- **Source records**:
◆ ◆ ◆ ◆ ◆
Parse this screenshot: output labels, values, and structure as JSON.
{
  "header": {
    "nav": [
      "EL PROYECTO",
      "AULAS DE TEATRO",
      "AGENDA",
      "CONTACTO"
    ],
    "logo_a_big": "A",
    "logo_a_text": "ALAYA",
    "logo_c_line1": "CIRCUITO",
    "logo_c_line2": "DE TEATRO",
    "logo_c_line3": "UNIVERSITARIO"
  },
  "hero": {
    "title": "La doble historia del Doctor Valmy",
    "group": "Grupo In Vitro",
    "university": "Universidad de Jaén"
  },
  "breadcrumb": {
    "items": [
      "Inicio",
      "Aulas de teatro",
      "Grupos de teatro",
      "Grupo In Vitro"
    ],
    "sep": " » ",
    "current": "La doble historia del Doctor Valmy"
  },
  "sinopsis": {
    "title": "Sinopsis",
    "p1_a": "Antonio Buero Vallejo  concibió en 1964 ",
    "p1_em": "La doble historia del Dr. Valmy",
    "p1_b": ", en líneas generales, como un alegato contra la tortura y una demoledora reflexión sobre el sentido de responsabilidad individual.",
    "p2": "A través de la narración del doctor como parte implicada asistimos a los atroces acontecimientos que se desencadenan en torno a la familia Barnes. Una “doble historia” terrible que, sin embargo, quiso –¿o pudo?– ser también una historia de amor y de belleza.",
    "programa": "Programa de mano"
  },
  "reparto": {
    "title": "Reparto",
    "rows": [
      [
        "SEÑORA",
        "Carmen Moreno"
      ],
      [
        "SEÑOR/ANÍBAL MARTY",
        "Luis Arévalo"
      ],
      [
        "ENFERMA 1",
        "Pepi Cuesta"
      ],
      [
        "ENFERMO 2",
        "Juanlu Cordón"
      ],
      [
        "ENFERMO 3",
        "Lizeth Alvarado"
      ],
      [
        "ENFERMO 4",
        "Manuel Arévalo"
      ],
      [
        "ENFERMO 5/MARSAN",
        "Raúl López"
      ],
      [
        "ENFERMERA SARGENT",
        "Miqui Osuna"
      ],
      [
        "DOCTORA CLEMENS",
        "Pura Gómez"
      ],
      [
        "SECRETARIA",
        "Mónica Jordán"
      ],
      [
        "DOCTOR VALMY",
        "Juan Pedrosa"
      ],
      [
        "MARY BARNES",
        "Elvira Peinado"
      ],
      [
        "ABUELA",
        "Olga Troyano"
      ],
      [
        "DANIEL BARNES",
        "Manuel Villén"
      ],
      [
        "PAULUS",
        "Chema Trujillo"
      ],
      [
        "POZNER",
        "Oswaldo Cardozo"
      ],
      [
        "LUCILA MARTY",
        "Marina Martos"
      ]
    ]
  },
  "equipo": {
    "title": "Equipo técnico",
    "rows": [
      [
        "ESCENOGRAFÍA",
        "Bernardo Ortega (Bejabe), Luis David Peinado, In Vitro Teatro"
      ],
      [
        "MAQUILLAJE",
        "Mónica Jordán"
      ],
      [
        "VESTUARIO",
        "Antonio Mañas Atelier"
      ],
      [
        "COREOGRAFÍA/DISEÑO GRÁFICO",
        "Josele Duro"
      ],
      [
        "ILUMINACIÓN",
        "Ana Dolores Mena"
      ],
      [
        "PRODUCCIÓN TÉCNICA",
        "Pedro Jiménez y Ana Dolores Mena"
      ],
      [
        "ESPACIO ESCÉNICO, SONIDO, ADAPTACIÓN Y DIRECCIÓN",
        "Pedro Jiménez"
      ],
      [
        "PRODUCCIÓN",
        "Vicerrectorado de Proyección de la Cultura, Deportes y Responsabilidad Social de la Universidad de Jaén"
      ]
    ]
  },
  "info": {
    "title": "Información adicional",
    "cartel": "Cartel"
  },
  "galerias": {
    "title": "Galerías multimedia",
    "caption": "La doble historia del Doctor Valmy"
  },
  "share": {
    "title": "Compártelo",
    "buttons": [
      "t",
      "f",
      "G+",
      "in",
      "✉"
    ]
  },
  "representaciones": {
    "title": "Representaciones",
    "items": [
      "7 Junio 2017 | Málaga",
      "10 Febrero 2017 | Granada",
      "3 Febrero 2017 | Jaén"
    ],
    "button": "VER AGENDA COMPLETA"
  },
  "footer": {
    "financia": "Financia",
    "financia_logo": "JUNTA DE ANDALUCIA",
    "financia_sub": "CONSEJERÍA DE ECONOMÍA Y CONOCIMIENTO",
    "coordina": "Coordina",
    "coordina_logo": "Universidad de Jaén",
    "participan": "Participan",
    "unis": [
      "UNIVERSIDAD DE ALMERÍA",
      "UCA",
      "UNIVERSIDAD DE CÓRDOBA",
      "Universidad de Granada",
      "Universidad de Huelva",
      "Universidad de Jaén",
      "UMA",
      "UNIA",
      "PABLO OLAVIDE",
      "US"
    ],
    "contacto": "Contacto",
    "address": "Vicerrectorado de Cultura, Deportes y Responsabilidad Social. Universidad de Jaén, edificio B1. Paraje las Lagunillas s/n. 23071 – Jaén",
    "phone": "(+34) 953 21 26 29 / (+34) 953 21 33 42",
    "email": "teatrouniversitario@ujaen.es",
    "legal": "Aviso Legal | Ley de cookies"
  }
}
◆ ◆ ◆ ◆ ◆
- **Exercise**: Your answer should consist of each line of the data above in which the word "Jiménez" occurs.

- **Written answer**:
        "Pedro Jiménez y Ana Dolores Mena"
        "Pedro Jiménez"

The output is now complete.